4. Choose quality over quantity.
If you need a sweet treat choose dark chocolate instead of a king-sized candy bar, then enjoy every bite. Look for a brand with at least 70 percent cocoa content. The higher this percentage is, the healthier the chocolate.
5. Avoid extreme yang foods
You can reduce your sugar cravings by eating less extreme yang foods as red meat, salt and eggs and, instead, choose foods that are more neutral on the spectrum. Examples are whole grains, fish, sea vegetables, beans, root vegetables, and squash.
6. Avoid caffeine
You will also want to avoid coffee and caffeinated beverages, which often times increase your sugar cravings by creating blood sugar fluctuations and exacerbating mood swings. You can explore coffee alternatives that often contain less caffeine and are less likely to cause jitters. Examples are green tea, white tea, and coffee substitutes as roasted chicory root.
7. Identify Food allergies
The best way is to do an elimination diet with the guidance of a trained health professional. During this diet you eliminate the suspected foods over the course of a few weeks, and then slowly add them back into your diet and observe your reactions. You can also do a food allergy test.
8. Manage your stress
As I mentioned earlier, when we are stressed, our body produces the stress hormone cortisol, which affects blood sugar level, and promotes cravings for fatty, salty and sugary foods. Plus, if you are stressed, you can’t relax and get the rest you need, which further spikes cortisol production and creates a vicious cycle.
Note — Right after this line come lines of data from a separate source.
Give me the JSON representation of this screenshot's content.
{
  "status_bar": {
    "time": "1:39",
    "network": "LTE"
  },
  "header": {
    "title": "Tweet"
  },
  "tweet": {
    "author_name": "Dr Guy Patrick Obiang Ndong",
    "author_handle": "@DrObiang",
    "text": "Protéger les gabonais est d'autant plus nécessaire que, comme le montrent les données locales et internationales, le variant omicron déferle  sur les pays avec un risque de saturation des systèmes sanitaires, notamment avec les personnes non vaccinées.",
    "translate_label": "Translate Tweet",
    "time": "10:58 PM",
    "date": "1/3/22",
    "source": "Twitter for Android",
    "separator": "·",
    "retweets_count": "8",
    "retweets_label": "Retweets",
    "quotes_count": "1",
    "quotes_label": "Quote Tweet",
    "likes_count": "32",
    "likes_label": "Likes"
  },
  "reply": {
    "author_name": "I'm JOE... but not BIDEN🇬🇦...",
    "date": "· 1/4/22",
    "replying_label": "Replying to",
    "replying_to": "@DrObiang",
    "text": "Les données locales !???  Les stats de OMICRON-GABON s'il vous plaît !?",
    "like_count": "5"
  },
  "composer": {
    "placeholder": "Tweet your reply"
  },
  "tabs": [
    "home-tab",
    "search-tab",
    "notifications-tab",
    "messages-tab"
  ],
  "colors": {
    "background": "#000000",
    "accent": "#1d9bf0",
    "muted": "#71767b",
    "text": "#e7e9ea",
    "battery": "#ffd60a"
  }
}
Try adaptogenic herbs such as ginseng and rhodiola, or relaxing herbs such as chamomile and lemon balm.
Calcium has a calming effect on the nervous system, so load up on calcium-rich foods such as yoghurt, leafy greens or bone broth during dinner.
Besides nutrition-based strategies, you can also try relaxation techniques to help reduce stress such as meditation and breathing exercises, yoga, stretching and journalling.
9. Exercise regularly
Exercise, especially cardiovascular exercise, releases endorphin, which is a feel-good hormone. It will take your mind off sugar, and most people report a decrease in food cravings and appetite a few hours post-workout. It can be as simple as taking a walk around the block for fifteen or thirty minutes during your lunch break – just start moving, and build on it.
10. Get support
Many people turn to sweet foods when they’re stressed, depressed, or angry. But food doesn’t solve emotional issues. Consider whether emotions are involved in your sugar cravings and whether you need help to find other solutions to those emotional problems.
You may need more than one strategy to beat your sugar cravings. What’s important is to try different tricks and figure out what works for you.
Lastly, go easy on yourself. It may take some time to get over your sugar cravings but as your sugar intake declines, your preference for whole, nutritious foods will increase. Research says it takes twenty-one days to implement a new habit.
If you need help with your health and nutrition, CALL Healthy U Turn at 416 876 4634 to book an appointment OR Sign up for a FREE Clarity Session with holistic nutritionist, Dr Maha Nasr to discuss your health concerns and learn more about how we can help.